◆ What is being asked
Find the string "Fille" in the records. Copy each line that has it.

Website and app data records
========

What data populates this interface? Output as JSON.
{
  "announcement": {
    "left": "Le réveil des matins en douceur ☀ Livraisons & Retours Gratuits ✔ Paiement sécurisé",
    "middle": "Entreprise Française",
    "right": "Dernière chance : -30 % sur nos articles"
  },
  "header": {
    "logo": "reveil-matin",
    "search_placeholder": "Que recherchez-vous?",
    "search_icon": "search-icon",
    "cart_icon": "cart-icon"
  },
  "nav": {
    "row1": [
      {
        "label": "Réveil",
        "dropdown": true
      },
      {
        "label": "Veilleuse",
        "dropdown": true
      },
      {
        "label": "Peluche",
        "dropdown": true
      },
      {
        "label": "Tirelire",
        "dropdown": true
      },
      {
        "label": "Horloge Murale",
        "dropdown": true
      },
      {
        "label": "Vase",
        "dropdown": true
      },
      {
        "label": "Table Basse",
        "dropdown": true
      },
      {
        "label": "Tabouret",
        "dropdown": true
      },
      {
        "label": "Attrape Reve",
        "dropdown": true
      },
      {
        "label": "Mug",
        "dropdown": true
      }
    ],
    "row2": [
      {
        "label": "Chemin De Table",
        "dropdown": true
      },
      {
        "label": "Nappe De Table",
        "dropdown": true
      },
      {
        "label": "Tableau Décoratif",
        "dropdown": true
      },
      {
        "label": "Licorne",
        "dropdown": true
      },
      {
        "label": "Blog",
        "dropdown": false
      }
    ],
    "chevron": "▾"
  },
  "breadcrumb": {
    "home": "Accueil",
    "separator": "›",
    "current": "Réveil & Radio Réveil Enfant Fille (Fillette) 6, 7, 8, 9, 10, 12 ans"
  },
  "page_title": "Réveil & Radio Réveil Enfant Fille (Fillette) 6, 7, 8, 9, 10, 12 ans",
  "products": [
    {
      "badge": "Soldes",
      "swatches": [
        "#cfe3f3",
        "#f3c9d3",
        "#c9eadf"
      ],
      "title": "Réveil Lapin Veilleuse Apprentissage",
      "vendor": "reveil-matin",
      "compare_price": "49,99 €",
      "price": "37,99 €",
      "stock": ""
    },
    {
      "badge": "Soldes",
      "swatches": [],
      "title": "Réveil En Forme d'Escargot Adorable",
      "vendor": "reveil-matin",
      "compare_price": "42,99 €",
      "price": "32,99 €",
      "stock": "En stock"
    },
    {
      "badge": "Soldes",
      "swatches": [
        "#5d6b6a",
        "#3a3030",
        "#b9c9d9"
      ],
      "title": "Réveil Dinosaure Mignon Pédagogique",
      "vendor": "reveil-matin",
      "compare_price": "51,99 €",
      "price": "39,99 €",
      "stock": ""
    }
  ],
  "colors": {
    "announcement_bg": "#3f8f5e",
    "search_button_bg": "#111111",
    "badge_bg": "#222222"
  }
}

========

◆ Output of the exercise
    "current": "Réveil & Radio Réveil Enfant Fille (Fillette) 6, 7, 8, 9, 10, 12 ans"
  "page_title": "Réveil & Radio Réveil Enfant Fille (Fillette) 6, 7, 8, 9, 10, 12 ans",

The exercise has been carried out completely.